Lines holding the string "optimal" in the listing below are to be copied.

PROVIDED ENTRIES:

-------------------------

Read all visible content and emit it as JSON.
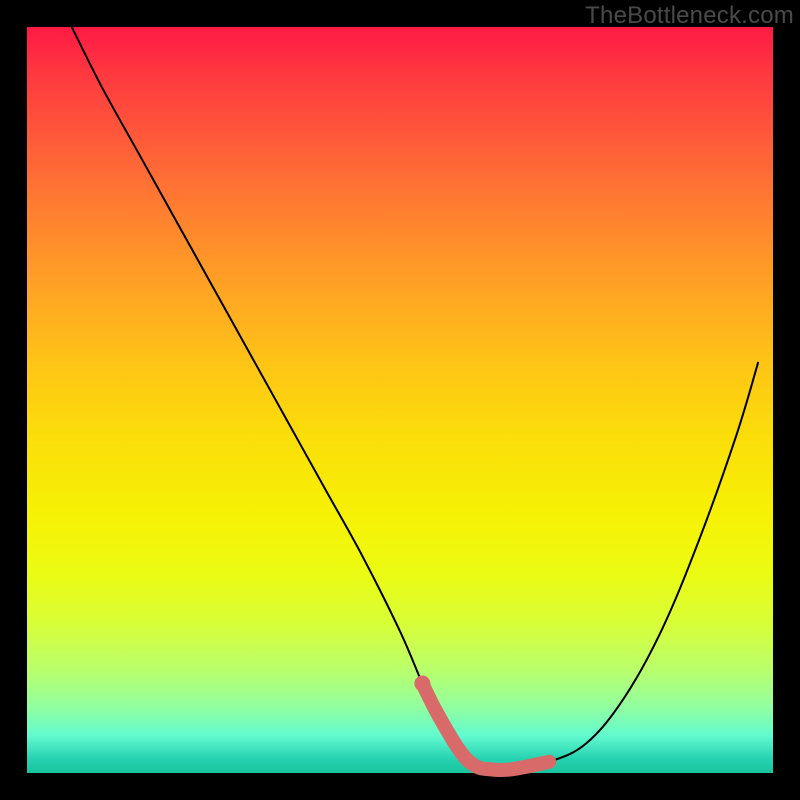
{
  "watermark": "TheBottleneck.com",
  "chart_data": {
    "type": "line",
    "title": "",
    "xlabel": "",
    "ylabel": "",
    "xlim": [
      0,
      100
    ],
    "ylim": [
      0,
      100
    ],
    "grid": false,
    "legend": false,
    "series": [
      {
        "name": "bottleneck-curve",
        "color": "#000000",
        "stroke_width": 2,
        "x": [
          6,
          10,
          15,
          20,
          25,
          30,
          35,
          40,
          45,
          50,
          53,
          55,
          58,
          60,
          62,
          65,
          70,
          75,
          80,
          85,
          90,
          95,
          98
        ],
        "values": [
          100,
          92,
          83,
          74,
          65,
          56,
          47,
          38,
          29,
          19,
          12,
          8,
          3,
          1,
          0.5,
          0.5,
          1.5,
          4,
          10,
          19,
          31,
          45,
          55
        ]
      },
      {
        "name": "optimal-zone",
        "color": "#d96a6a",
        "stroke_width": 14,
        "x": [
          53,
          55,
          58,
          60,
          62,
          65,
          70
        ],
        "values": [
          12,
          8,
          3,
          1,
          0.5,
          0.5,
          1.5
        ]
      }
    ],
    "markers": [
      {
        "name": "optimal-start-dot",
        "x": 53,
        "y": 12,
        "r": 8,
        "color": "#d96a6a"
      }
    ]
  }
}
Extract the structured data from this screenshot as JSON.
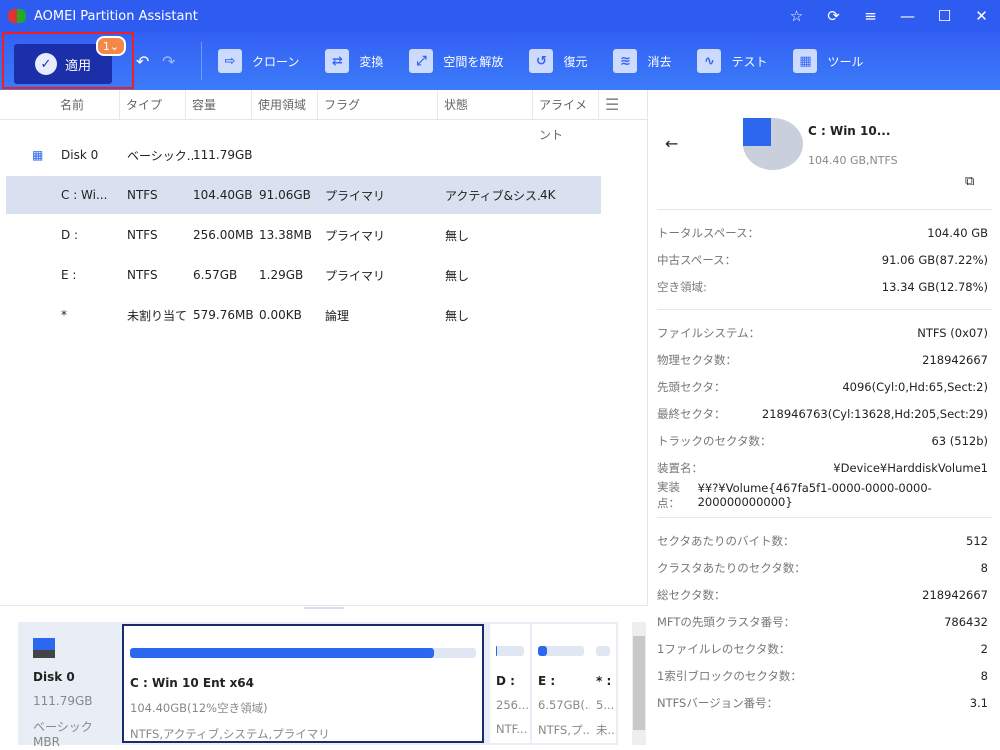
{
  "app": {
    "title": "AOMEI Partition Assistant"
  },
  "titlebar": {
    "icons": [
      "star-icon",
      "refresh-icon",
      "menu-icon",
      "minimize-icon",
      "maximize-icon",
      "close-icon"
    ]
  },
  "toolbar": {
    "apply": "適用",
    "badge": "1",
    "tools": [
      {
        "label": "クローン",
        "icon": "clone-icon"
      },
      {
        "label": "変換",
        "icon": "convert-icon"
      },
      {
        "label": "空間を解放",
        "icon": "free-space-icon"
      },
      {
        "label": "復元",
        "icon": "recover-icon"
      },
      {
        "label": "消去",
        "icon": "wipe-icon"
      },
      {
        "label": "テスト",
        "icon": "test-icon"
      },
      {
        "label": "ツール",
        "icon": "tools-icon"
      }
    ]
  },
  "columns": [
    "名前",
    "タイプ",
    "容量",
    "使用領域",
    "フラグ",
    "状態",
    "アライメント"
  ],
  "rows": [
    {
      "name": "Disk 0",
      "type": "ベーシック...",
      "cap": "111.79GB",
      "used": "",
      "flag": "",
      "status": "",
      "align": ""
    },
    {
      "name": "C : Wi...",
      "type": "NTFS",
      "cap": "104.40GB",
      "used": "91.06GB",
      "flag": "プライマリ",
      "status": "アクティブ&シス...",
      "align": "4K"
    },
    {
      "name": "D :",
      "type": "NTFS",
      "cap": "256.00MB",
      "used": "13.38MB",
      "flag": "プライマリ",
      "status": "無し",
      "align": ""
    },
    {
      "name": "E :",
      "type": "NTFS",
      "cap": "6.57GB",
      "used": "1.29GB",
      "flag": "プライマリ",
      "status": "無し",
      "align": ""
    },
    {
      "name": "*",
      "type": "未割り当て",
      "cap": "579.76MB",
      "used": "0.00KB",
      "flag": "論理",
      "status": "無し",
      "align": ""
    }
  ],
  "diskmap": {
    "disk": {
      "name": "Disk 0",
      "size": "111.79GB",
      "type": "ベーシック MBR"
    },
    "parts": [
      {
        "title": "C : Win 10 Ent x64",
        "sub": "104.40GB(12%空き領域)",
        "fs": "NTFS,アクティブ,システム,プライマリ",
        "used_pct": 88
      },
      {
        "title": "D :",
        "sub": "256...",
        "fs": "NTF...",
        "used_pct": 5
      },
      {
        "title": "E :",
        "sub": "6.57GB(...",
        "fs": "NTFS,プ...",
        "used_pct": 20
      },
      {
        "title": "* :",
        "sub": "5...",
        "fs": "未...",
        "used_pct": 0
      }
    ]
  },
  "details": {
    "title": "C : Win 10...",
    "sub": "104.40 GB,NTFS",
    "g1": [
      [
        "トータルスペース：",
        "104.40 GB"
      ],
      [
        "中古スペース：",
        "91.06 GB(87.22%)"
      ],
      [
        "空き領域:",
        "13.34 GB(12.78%)"
      ]
    ],
    "g2": [
      [
        "ファイルシステム：",
        "NTFS (0x07)"
      ],
      [
        "物理セクタ数：",
        "218942667"
      ],
      [
        "先頭セクタ：",
        "4096(Cyl:0,Hd:65,Sect:2)"
      ],
      [
        "最終セクタ：",
        "218946763(Cyl:13628,Hd:205,Sect:29)"
      ],
      [
        "トラックのセクタ数：",
        "63 (512b)"
      ],
      [
        "装置名：",
        "¥Device¥HarddiskVolume1"
      ],
      [
        "実装点：",
        "¥¥?¥Volume{467fa5f1-0000-0000-0000-200000000000}"
      ]
    ],
    "g3": [
      [
        "セクタあたりのバイト数：",
        "512"
      ],
      [
        "クラスタあたりのセクタ数：",
        "8"
      ],
      [
        "総セクタ数：",
        "218942667"
      ],
      [
        "MFTの先頭クラスタ番号：",
        "786432"
      ],
      [
        "1ファイルレのセクタ数：",
        "2"
      ],
      [
        "1索引ブロックのセクタ数：",
        "8"
      ],
      [
        "NTFSバージョン番号：",
        "3.1"
      ]
    ]
  }
}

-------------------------

TASK OUTPUT:
        "name": "optimal-zone",
        "name": "optimal-start-dot",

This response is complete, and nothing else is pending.